Working data
+--

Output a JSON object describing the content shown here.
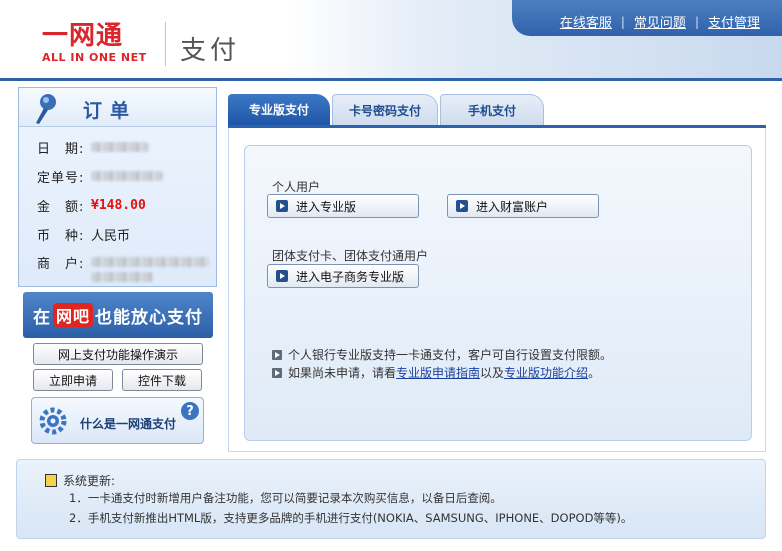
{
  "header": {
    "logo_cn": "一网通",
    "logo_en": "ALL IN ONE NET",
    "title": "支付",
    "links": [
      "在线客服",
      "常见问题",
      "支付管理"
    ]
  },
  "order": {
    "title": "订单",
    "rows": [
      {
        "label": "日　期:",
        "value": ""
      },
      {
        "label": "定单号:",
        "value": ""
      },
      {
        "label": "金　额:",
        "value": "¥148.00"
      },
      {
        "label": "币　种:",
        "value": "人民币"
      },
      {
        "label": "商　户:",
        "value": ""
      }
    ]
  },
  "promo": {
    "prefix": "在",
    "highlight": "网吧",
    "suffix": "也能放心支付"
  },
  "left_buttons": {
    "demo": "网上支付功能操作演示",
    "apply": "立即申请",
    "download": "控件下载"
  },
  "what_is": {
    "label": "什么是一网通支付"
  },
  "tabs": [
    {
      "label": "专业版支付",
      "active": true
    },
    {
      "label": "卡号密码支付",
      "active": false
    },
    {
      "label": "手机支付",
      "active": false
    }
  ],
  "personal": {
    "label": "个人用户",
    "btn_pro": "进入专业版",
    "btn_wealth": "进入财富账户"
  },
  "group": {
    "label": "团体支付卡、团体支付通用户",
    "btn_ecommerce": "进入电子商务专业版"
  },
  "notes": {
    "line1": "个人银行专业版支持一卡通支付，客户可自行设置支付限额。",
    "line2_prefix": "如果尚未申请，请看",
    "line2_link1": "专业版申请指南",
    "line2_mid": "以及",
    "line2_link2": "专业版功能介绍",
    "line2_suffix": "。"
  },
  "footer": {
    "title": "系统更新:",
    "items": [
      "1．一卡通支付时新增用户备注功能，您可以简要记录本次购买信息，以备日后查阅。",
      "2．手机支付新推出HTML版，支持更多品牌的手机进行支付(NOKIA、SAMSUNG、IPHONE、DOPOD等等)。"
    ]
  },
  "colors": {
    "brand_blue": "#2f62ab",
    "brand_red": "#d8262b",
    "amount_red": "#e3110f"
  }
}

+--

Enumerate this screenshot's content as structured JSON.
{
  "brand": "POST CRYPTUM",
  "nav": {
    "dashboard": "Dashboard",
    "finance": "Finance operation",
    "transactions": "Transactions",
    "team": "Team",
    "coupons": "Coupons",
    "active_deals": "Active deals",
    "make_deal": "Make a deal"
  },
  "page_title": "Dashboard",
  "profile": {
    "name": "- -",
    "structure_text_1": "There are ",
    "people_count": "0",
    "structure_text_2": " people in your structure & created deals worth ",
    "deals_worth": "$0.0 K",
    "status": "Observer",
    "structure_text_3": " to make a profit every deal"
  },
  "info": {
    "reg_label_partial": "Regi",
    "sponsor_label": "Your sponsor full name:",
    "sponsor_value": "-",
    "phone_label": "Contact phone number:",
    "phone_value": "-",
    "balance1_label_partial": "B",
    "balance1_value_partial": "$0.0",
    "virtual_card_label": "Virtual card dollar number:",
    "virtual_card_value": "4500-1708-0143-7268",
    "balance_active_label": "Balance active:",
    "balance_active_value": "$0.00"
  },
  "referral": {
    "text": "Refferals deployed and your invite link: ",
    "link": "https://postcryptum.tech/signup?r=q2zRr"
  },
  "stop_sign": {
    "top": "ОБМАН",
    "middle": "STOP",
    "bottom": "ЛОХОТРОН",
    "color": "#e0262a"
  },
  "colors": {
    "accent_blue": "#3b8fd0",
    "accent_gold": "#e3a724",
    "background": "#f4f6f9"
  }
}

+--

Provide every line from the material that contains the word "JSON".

Your solution
Output a JSON object describing the content shown here.
Enumerate this screenshot's content as structured JSON.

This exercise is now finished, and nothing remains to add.